If an identity thief has been opening new accounts in your name, it may be difficult for you to open a new checking account. Chex Systems, Inc., a consumer reporting agency subject to the Fair Credit Reporting Act, produces reports specifically about checking accounts. You can contact Chex Systems, Inc. directly to request a copy of your consumer report free of charge. Review the information and dispute inaccuracies. It may also be helpful to contact each of the banks where accounts were attempted to be opened and make sure that any fraudulently opened accounts have been closed.
You can contact Chex Systems, Inc. by phone at 1-800-428-9623, on their website, or by writing to them at: Chex Systems, Inc., Attn: Consumer Relations, 7805 Hudson Road, Suite 100, Woodbury, MN 55125.
For more information about identity theft prevention and protection, or to find additional identity theft resources, visit the Federal Trade Commission website.

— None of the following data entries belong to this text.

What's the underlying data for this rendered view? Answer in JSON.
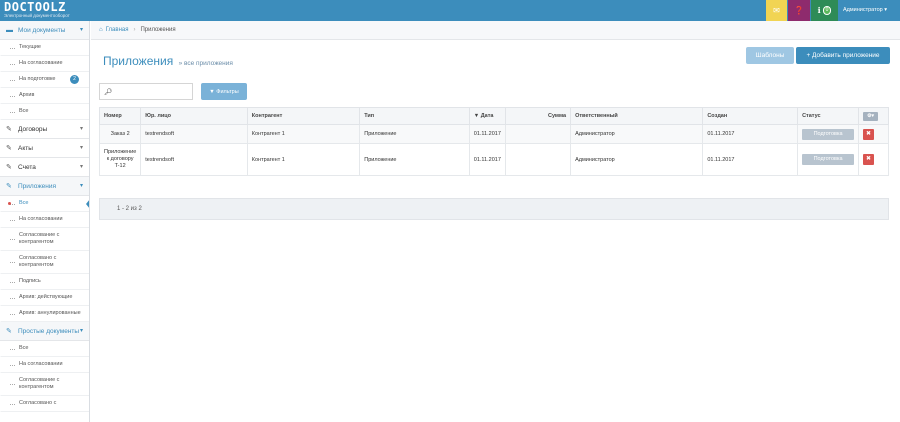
{
  "brand": {
    "logo": "DOCTOOLZ",
    "tagline": "Электронный документооборот"
  },
  "topbar": {
    "mail_icon": "envelope-icon",
    "help_icon": "question-icon",
    "info_icon": "info-icon",
    "info_badge": "0",
    "user": "Администратор"
  },
  "colors": {
    "accent": "#3c8dbc",
    "mail": "#f1d453",
    "help": "#8e2b6d",
    "info": "#2e8b57",
    "danger": "#d9534f"
  },
  "sidebar": {
    "my_docs": {
      "label": "Мои документы",
      "items": [
        "Текущие",
        "На согласование",
        "На подготовке",
        "Архив",
        "Все"
      ],
      "prep_count": "2"
    },
    "contracts": "Договоры",
    "acts": "Акты",
    "invoices": "Счета",
    "apps": {
      "label": "Приложения",
      "items": [
        "Все",
        "На согласовании",
        "Согласование с контрагентом",
        "Согласовано с контрагентом",
        "Подпись",
        "Архив: действующие",
        "Архив: аннулированные"
      ]
    },
    "simple": {
      "label": "Простые документы",
      "items": [
        "Все",
        "На согласовании",
        "Согласование с контрагентом",
        "Согласовано с"
      ]
    }
  },
  "breadcrumb": {
    "home": "Главная",
    "current": "Приложения"
  },
  "page": {
    "title": "Приложения",
    "subtitle": "все приложения",
    "templates_button": "Шаблоны",
    "add_button": "+ Добавить приложение"
  },
  "search": {
    "value": "",
    "placeholder": ""
  },
  "filter_button": "Фильтры",
  "table": {
    "headers": {
      "num": "Номер",
      "legal": "Юр. лицо",
      "contractor": "Контрагент",
      "type": "Тип",
      "date": "▼ Дата",
      "sum": "Сумма",
      "responsible": "Ответственный",
      "created": "Создан",
      "status": "Статус"
    },
    "rows": [
      {
        "num": "Заказ 2",
        "legal": "testrendsoft",
        "contractor": "Контрагент 1",
        "type": "Приложение",
        "date": "01.11.2017",
        "sum": "",
        "responsible": "Администратор",
        "created": "01.11.2017",
        "status": "Подготовка"
      },
      {
        "num": "Приложение к договору T-12",
        "legal": "testrendsoft",
        "contractor": "Контрагент 1",
        "type": "Приложение",
        "date": "01.11.2017",
        "sum": "",
        "responsible": "Администратор",
        "created": "01.11.2017",
        "status": "Подготовка"
      }
    ]
  },
  "pagination": {
    "summary": "1 - 2 из 2"
  }
}
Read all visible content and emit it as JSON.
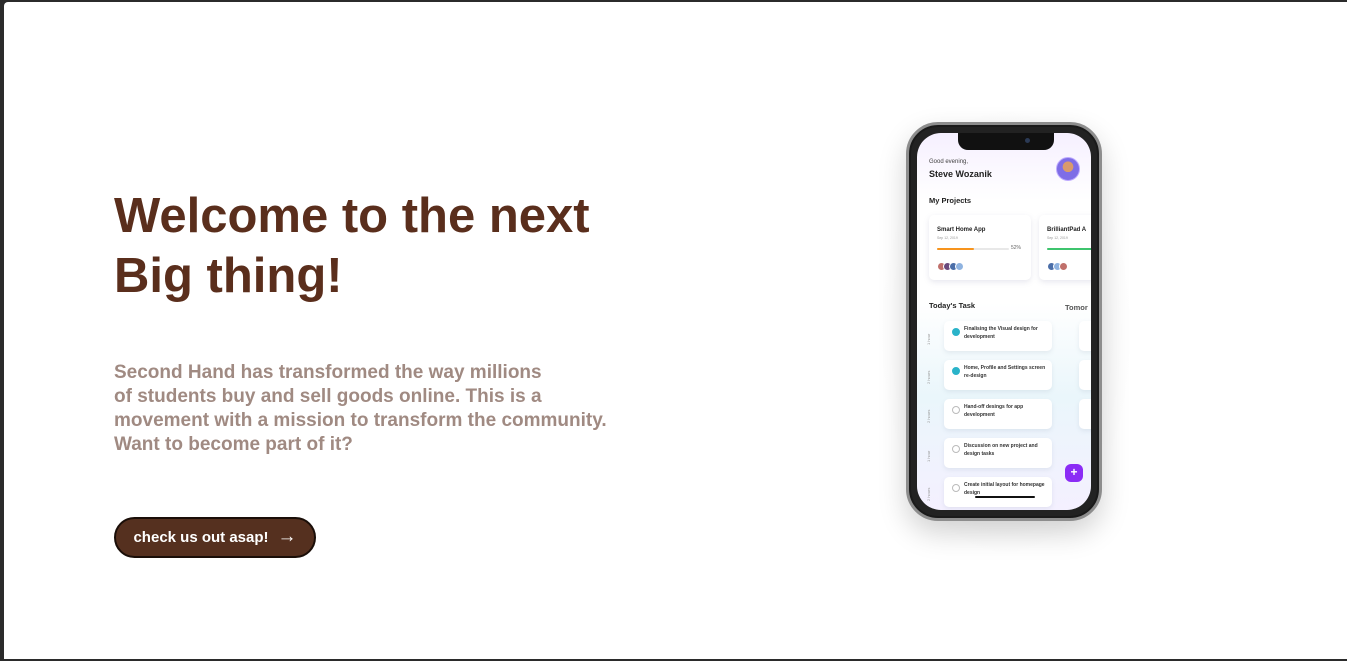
{
  "hero": {
    "title_line1": "Welcome to the next",
    "title_line2": "Big thing!",
    "text_lines": [
      "Second Hand has transformed the way millions",
      "of students buy and sell goods online. This is a",
      "movement with a mission to transform the community.",
      "Want to become part of it?"
    ],
    "cta_label": "check us out asap!",
    "cta_icon": "arrow-right-icon"
  },
  "colors": {
    "title": "#5a2e1c",
    "body_text": "#a08a82",
    "cta_bg": "#55301f",
    "accent_purple": "#8b2cf5",
    "check_teal": "#2ab3c9"
  },
  "phone": {
    "greeting": "Good evening,",
    "user_name": "Steve Wozanik",
    "projects_title": "My Projects",
    "projects": [
      {
        "name": "Smart Home App",
        "date": "Sep 12, 2019",
        "percent": "52%",
        "progress": 0.52,
        "color": "#f7941d"
      },
      {
        "name": "BrilliantPad A",
        "date": "Sep 12, 2019",
        "percent": "",
        "progress": 0.7,
        "color": "#3ec46d"
      }
    ],
    "today_title": "Today's Task",
    "tomorrow_title": "Tomor",
    "tasks": [
      {
        "hours": "1 hour",
        "text": "Finalising the Visual design for development",
        "done": true
      },
      {
        "hours": "2 hours",
        "text": "Home, Profile and Settings screen re-design",
        "done": true
      },
      {
        "hours": "2 hours",
        "text": "Hand-off desings for app development",
        "done": false
      },
      {
        "hours": "1 hour",
        "text": "Discussion on new project and design tasks",
        "done": false
      },
      {
        "hours": "2 hours",
        "text": "Create initial layout for homepage design",
        "done": false
      }
    ],
    "fab_label": "+"
  }
}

When you are a victim of identity theft that affects your bank accounts or bank-issued credit cards, your first action is to contact the banking institution directly and enlist their help to resolve the problems. However, if you have difficulty getting cooperation directly from the institution, seek assistance from the identity theft resource center of the agency that oversees your bank.

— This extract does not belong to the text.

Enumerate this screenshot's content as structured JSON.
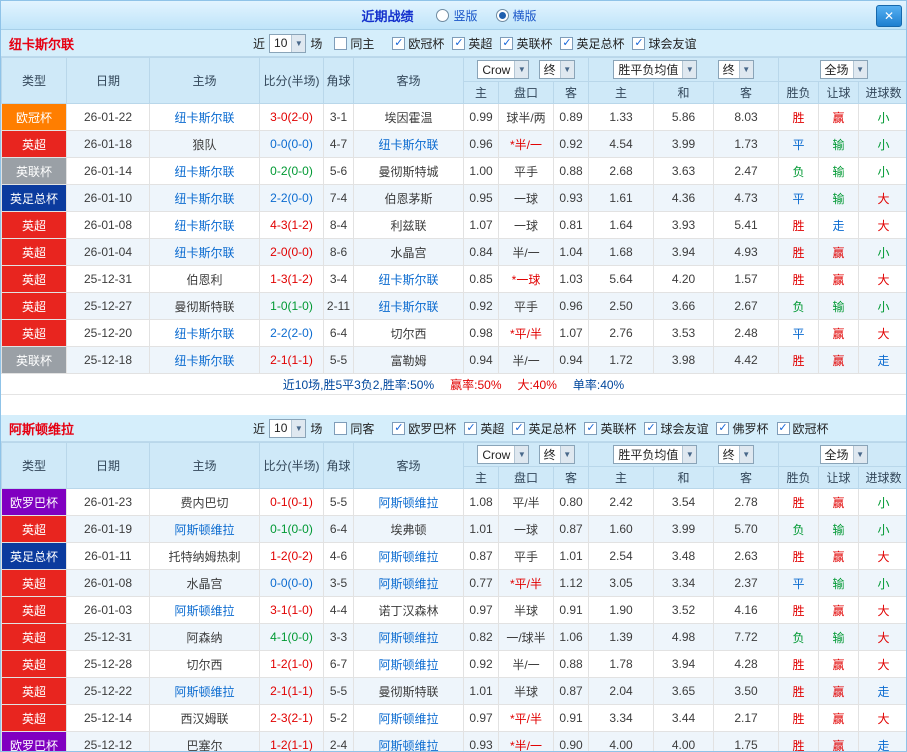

· Federal Deposit Insurance Corporation (FDIC). The FDIC supervises state-chartered banks that are not members of the Federal Reserve System, and insures deposits at banks and savings and loans.

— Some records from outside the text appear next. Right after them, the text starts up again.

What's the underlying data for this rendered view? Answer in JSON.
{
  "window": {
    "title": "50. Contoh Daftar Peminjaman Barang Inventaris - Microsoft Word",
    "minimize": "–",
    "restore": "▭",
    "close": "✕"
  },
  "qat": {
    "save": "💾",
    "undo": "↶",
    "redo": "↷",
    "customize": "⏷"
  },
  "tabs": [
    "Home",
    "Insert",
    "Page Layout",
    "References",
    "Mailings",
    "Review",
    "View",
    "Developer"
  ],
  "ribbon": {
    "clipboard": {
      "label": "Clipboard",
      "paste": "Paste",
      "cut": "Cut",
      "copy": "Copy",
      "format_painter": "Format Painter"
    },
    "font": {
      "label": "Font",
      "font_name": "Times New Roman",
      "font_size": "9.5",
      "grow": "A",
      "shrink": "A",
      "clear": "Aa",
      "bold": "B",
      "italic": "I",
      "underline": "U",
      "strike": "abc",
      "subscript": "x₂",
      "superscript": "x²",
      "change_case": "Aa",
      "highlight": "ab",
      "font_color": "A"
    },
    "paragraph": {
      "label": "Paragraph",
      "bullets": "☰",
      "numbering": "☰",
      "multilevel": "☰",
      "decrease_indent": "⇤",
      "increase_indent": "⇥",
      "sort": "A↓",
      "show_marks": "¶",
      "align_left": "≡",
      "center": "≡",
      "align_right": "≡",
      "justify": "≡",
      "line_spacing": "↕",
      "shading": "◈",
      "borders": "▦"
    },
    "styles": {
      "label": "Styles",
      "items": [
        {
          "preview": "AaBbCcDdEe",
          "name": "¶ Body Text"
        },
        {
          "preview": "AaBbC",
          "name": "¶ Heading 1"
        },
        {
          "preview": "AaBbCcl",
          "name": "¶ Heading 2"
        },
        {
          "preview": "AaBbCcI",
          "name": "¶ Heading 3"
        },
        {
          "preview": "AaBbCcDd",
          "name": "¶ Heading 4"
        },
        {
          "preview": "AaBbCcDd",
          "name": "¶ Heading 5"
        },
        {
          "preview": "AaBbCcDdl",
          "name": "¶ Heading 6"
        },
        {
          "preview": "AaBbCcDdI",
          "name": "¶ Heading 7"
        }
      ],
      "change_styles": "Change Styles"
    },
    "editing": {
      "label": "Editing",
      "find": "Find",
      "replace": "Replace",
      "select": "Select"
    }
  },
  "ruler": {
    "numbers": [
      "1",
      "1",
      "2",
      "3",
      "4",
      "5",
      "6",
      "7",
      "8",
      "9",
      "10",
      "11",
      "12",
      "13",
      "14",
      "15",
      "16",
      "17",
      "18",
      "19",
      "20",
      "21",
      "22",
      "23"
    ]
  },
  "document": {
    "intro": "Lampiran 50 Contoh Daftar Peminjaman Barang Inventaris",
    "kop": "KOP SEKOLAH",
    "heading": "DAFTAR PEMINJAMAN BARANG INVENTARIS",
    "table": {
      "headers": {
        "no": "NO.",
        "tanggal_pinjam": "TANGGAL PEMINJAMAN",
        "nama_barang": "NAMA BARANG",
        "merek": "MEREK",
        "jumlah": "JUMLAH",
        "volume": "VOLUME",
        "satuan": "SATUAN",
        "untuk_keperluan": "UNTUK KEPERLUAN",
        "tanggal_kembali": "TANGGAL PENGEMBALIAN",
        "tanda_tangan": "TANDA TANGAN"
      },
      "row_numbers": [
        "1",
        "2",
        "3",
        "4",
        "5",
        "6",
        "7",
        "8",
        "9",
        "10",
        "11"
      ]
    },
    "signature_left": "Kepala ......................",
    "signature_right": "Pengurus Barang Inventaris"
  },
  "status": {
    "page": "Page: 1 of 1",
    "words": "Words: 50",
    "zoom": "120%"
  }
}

· Federal Reserve System (Fed). The Fed supervises state-chartered banks that are members of the Federal Reserve System.
· National Credit Union Administration (NCUA). The NCUA charters and supervises federal credit unions and insures deposits at federal credit unions and many state credit unions.
· Office of the Comptroller of the Currency (OCC). The OCC charters and supervises national banks. When the word "national" or “N.A.” is included in the bank's name, the OCC oversees its operations.
· Office of Thrift Supervision (OTS). The OTS is the primary regulator of all federal, and many state-chartered, thrift institutions, such as savings banks and savings and loan institutions.
If you are uncertain about which of these agencies is the right one, call your bank for the information or visit the National Information Center of the Federal Reserve System and click on the “Institution Search” link.
In 2004, the financial industry founded The Identity Theft Assistance Center (ITAC), a membership-funded organization, to offer free assistance to victims of identity theft to customers of member companies. Originally exclusive to the financial industry, membership was opened to companies in other industries targeted by identity thieves. Although the organization also offers other services to assist members with fraud operations on a company-wide basis, the primary service is identity theft assistance for member customers.
ITAC expedites the process of restoring victims' financial integrity while diffusing much of the related frustration they experience. Once the member company and consumer determine issues resulting from identity theft, the ITAC services are provided at no charge to the victim.
An ITAC representative works with the victim to examine credit reports for suspicious activity. The representative will notify creditors of false and erroneous information and arrange for fraud alerts to be placed with credit bureaus.
ITAC will also share information with law enforcement and the Federal Trade Commission (FTC) to help further the pursuit and conviction of identity theft criminals.
Although victims of identity theft cannot personally contact the ITAC for assistance, be sure to ask your financial institution if it is a member of the organization and, if so, request free assistance.
For a list of member companies, visit www.identitytheftassistance.org.
|Jennifer Mathes, Ph.D.|